Input material:

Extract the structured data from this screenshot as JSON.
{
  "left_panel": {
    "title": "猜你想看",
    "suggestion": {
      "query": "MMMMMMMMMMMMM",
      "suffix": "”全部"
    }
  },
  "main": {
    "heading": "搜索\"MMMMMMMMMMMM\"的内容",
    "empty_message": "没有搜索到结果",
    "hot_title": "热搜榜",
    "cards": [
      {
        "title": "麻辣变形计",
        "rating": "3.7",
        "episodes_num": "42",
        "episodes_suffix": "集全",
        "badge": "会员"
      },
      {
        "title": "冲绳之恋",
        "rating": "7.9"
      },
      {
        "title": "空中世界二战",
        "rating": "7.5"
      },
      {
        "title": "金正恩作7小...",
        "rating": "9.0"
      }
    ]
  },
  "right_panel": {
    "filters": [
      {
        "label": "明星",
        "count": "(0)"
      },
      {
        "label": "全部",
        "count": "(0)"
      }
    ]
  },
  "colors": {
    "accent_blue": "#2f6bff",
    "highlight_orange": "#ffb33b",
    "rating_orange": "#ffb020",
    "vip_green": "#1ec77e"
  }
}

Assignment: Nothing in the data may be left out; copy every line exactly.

Task answer:
Extract the structured data from this screenshot as JSON.
{
  "left_panel": {
    "title": "猜你想看",
    "suggestion": {
      "query": "MMMMMMMMMMMMM",
      "suffix": "”全部"
    }
  },
  "main": {
    "heading": "搜索\"MMMMMMMMMMMM\"的内容",
    "empty_message": "没有搜索到结果",
    "hot_title": "热搜榜",
    "cards": [
      {
        "title": "麻辣变形计",
        "rating": "3.7",
        "episodes_num": "42",
        "episodes_suffix": "集全",
        "badge": "会员"
      },
      {
        "title": "冲绳之恋",
        "rating": "7.9"
      },
      {
        "title": "空中世界二战",
        "rating": "7.5"
      },
      {
        "title": "金正恩作7小...",
        "rating": "9.0"
      }
    ]
  },
  "right_panel": {
    "filters": [
      {
        "label": "明星",
        "count": "(0)"
      },
      {
        "label": "全部",
        "count": "(0)"
      }
    ]
  },
  "colors": {
    "accent_blue": "#2f6bff",
    "highlight_orange": "#ffb33b",
    "rating_orange": "#ffb020",
    "vip_green": "#1ec77e"
  }
}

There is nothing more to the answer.